When a line of the material has the word "Mohamed" in it, copy that line.

**DATA TO EXAMINE:**
<<<<

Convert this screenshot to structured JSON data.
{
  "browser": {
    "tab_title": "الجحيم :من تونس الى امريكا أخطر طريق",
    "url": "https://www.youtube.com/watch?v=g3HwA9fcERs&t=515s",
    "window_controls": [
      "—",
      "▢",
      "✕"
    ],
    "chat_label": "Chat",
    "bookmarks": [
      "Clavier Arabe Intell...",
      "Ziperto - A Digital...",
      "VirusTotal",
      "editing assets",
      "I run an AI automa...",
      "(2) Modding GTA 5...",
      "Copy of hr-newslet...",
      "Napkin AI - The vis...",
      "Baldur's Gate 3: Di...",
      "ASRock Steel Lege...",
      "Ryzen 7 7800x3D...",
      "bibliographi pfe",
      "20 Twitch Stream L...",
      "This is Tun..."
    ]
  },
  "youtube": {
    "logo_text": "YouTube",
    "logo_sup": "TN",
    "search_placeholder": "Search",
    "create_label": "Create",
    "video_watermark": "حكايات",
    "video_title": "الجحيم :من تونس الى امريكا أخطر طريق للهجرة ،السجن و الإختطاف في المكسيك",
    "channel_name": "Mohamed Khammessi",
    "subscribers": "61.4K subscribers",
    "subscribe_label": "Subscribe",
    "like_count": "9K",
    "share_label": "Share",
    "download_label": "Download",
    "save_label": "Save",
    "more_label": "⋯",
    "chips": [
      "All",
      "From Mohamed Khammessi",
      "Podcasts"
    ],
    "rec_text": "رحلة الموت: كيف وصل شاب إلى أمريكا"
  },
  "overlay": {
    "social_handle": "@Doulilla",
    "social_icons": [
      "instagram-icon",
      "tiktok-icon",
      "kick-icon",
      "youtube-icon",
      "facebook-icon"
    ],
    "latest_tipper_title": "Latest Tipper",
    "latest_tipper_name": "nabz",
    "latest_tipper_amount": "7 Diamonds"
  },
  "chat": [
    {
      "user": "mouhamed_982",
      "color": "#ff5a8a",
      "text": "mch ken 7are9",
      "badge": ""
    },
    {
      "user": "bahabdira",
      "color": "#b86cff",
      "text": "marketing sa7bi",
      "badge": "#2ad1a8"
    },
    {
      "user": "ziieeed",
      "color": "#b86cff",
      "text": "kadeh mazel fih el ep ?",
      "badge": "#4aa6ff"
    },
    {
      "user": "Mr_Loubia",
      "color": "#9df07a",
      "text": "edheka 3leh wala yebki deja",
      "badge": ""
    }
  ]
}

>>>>

**EXERCISE RESULT:**
    "channel_name": "Mohamed Khammessi",
      "From Mohamed Khammessi",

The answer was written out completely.